*** EXERCISE DATA ***

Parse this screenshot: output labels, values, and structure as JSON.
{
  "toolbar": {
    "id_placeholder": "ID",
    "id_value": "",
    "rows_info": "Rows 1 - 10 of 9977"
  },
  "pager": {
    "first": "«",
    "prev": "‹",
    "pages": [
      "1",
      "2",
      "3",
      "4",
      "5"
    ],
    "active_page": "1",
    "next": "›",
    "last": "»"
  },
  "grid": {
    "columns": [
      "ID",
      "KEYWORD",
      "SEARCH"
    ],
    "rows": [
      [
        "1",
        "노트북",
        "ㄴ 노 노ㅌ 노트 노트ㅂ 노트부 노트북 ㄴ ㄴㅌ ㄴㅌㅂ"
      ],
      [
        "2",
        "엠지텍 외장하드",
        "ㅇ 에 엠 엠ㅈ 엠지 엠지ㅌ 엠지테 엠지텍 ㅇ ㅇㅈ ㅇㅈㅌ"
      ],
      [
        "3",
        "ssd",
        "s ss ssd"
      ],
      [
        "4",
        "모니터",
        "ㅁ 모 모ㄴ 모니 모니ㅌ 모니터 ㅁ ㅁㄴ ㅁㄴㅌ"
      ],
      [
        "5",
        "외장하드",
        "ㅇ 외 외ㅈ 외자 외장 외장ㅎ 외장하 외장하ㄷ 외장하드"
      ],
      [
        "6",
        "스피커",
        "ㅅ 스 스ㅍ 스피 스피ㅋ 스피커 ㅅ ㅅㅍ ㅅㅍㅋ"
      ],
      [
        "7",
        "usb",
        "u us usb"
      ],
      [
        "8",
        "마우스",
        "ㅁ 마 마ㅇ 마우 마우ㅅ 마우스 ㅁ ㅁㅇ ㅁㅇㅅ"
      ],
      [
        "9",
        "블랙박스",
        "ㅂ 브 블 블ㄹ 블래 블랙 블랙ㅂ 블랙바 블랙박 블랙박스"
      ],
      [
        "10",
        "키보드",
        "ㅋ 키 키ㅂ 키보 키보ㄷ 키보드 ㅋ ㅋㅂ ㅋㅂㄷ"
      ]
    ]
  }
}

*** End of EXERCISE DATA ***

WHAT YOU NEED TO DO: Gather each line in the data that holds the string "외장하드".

REPLY:
        "엠지텍 외장하드",
        "외장하드",
        "ㅇ 외 외ㅈ 외자 외장 외장ㅎ 외장하 외장하ㄷ 외장하드"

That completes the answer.